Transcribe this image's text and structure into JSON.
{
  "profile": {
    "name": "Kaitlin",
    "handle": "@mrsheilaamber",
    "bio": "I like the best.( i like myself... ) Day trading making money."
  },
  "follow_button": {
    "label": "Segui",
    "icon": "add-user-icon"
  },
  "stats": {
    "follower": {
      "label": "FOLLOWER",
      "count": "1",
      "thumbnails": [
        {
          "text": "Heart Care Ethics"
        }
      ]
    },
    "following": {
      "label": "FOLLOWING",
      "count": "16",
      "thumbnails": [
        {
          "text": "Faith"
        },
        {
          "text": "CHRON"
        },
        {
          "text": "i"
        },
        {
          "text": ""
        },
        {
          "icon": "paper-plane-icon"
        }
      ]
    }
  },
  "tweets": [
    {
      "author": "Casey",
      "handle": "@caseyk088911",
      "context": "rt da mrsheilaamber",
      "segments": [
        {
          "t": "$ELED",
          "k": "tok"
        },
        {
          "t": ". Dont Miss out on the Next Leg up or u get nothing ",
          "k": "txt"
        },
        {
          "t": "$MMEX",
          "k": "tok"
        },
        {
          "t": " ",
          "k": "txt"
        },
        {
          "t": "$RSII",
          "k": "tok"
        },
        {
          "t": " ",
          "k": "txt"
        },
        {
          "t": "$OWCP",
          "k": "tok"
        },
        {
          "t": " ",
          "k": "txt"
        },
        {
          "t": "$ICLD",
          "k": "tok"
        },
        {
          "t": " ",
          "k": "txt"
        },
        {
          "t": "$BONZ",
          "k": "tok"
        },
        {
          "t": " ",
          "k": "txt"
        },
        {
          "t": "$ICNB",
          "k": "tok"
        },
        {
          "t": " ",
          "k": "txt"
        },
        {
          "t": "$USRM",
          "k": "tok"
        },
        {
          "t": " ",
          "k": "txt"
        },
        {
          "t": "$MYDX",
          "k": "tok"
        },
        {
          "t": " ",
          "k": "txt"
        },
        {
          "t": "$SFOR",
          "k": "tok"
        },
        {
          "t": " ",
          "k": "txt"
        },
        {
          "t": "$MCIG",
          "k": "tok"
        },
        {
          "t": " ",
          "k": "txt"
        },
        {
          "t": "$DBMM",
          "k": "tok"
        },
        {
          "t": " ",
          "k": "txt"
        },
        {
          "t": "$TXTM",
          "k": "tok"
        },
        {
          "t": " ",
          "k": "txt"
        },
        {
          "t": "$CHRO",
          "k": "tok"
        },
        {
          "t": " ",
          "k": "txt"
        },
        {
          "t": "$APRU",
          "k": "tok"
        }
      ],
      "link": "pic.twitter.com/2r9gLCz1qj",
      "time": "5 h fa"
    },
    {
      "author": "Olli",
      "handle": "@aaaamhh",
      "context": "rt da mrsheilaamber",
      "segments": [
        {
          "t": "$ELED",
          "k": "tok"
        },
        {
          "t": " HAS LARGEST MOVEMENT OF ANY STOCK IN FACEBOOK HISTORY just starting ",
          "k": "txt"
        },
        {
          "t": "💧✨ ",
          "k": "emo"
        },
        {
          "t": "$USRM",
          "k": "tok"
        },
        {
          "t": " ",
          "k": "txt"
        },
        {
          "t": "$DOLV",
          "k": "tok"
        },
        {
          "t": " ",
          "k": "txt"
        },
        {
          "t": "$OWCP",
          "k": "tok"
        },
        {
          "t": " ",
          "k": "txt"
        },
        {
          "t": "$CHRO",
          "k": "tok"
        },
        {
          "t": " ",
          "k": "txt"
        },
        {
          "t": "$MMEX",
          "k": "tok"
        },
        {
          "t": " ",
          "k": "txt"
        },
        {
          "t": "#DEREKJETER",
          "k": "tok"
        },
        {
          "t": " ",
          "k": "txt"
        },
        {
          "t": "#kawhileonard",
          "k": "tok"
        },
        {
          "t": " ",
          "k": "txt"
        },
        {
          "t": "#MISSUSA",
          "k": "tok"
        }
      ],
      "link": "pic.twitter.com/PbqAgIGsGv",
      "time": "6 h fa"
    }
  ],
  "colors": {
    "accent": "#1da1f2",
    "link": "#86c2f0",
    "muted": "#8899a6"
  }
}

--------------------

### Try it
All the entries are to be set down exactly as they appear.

### Solution
Transcribe this image's text and structure into JSON.
{
  "profile": {
    "name": "Kaitlin",
    "handle": "@mrsheilaamber",
    "bio": "I like the best.( i like myself... ) Day trading making money."
  },
  "follow_button": {
    "label": "Segui",
    "icon": "add-user-icon"
  },
  "stats": {
    "follower": {
      "label": "FOLLOWER",
      "count": "1",
      "thumbnails": [
        {
          "text": "Heart Care Ethics"
        }
      ]
    },
    "following": {
      "label": "FOLLOWING",
      "count": "16",
      "thumbnails": [
        {
          "text": "Faith"
        },
        {
          "text": "CHRON"
        },
        {
          "text": "i"
        },
        {
          "text": ""
        },
        {
          "icon": "paper-plane-icon"
        }
      ]
    }
  },
  "tweets": [
    {
      "author": "Casey",
      "handle": "@caseyk088911",
      "context": "rt da mrsheilaamber",
      "segments": [
        {
          "t": "$ELED",
          "k": "tok"
        },
        {
          "t": ". Dont Miss out on the Next Leg up or u get nothing ",
          "k": "txt"
        },
        {
          "t": "$MMEX",
          "k": "tok"
        },
        {
          "t": " ",
          "k": "txt"
        },
        {
          "t": "$RSII",
          "k": "tok"
        },
        {
          "t": " ",
          "k": "txt"
        },
        {
          "t": "$OWCP",
          "k": "tok"
        },
        {
          "t": " ",
          "k": "txt"
        },
        {
          "t": "$ICLD",
          "k": "tok"
        },
        {
          "t": " ",
          "k": "txt"
        },
        {
          "t": "$BONZ",
          "k": "tok"
        },
        {
          "t": " ",
          "k": "txt"
        },
        {
          "t": "$ICNB",
          "k": "tok"
        },
        {
          "t": " ",
          "k": "txt"
        },
        {
          "t": "$USRM",
          "k": "tok"
        },
        {
          "t": " ",
          "k": "txt"
        },
        {
          "t": "$MYDX",
          "k": "tok"
        },
        {
          "t": " ",
          "k": "txt"
        },
        {
          "t": "$SFOR",
          "k": "tok"
        },
        {
          "t": " ",
          "k": "txt"
        },
        {
          "t": "$MCIG",
          "k": "tok"
        },
        {
          "t": " ",
          "k": "txt"
        },
        {
          "t": "$DBMM",
          "k": "tok"
        },
        {
          "t": " ",
          "k": "txt"
        },
        {
          "t": "$TXTM",
          "k": "tok"
        },
        {
          "t": " ",
          "k": "txt"
        },
        {
          "t": "$CHRO",
          "k": "tok"
        },
        {
          "t": " ",
          "k": "txt"
        },
        {
          "t": "$APRU",
          "k": "tok"
        }
      ],
      "link": "pic.twitter.com/2r9gLCz1qj",
      "time": "5 h fa"
    },
    {
      "author": "Olli",
      "handle": "@aaaamhh",
      "context": "rt da mrsheilaamber",
      "segments": [
        {
          "t": "$ELED",
          "k": "tok"
        },
        {
          "t": " HAS LARGEST MOVEMENT OF ANY STOCK IN FACEBOOK HISTORY just starting ",
          "k": "txt"
        },
        {
          "t": "💧✨ ",
          "k": "emo"
        },
        {
          "t": "$USRM",
          "k": "tok"
        },
        {
          "t": " ",
          "k": "txt"
        },
        {
          "t": "$DOLV",
          "k": "tok"
        },
        {
          "t": " ",
          "k": "txt"
        },
        {
          "t": "$OWCP",
          "k": "tok"
        },
        {
          "t": " ",
          "k": "txt"
        },
        {
          "t": "$CHRO",
          "k": "tok"
        },
        {
          "t": " ",
          "k": "txt"
        },
        {
          "t": "$MMEX",
          "k": "tok"
        },
        {
          "t": " ",
          "k": "txt"
        },
        {
          "t": "#DEREKJETER",
          "k": "tok"
        },
        {
          "t": " ",
          "k": "txt"
        },
        {
          "t": "#kawhileonard",
          "k": "tok"
        },
        {
          "t": " ",
          "k": "txt"
        },
        {
          "t": "#MISSUSA",
          "k": "tok"
        }
      ],
      "link": "pic.twitter.com/PbqAgIGsGv",
      "time": "6 h fa"
    }
  ],
  "colors": {
    "accent": "#1da1f2",
    "link": "#86c2f0",
    "muted": "#8899a6"
  }
}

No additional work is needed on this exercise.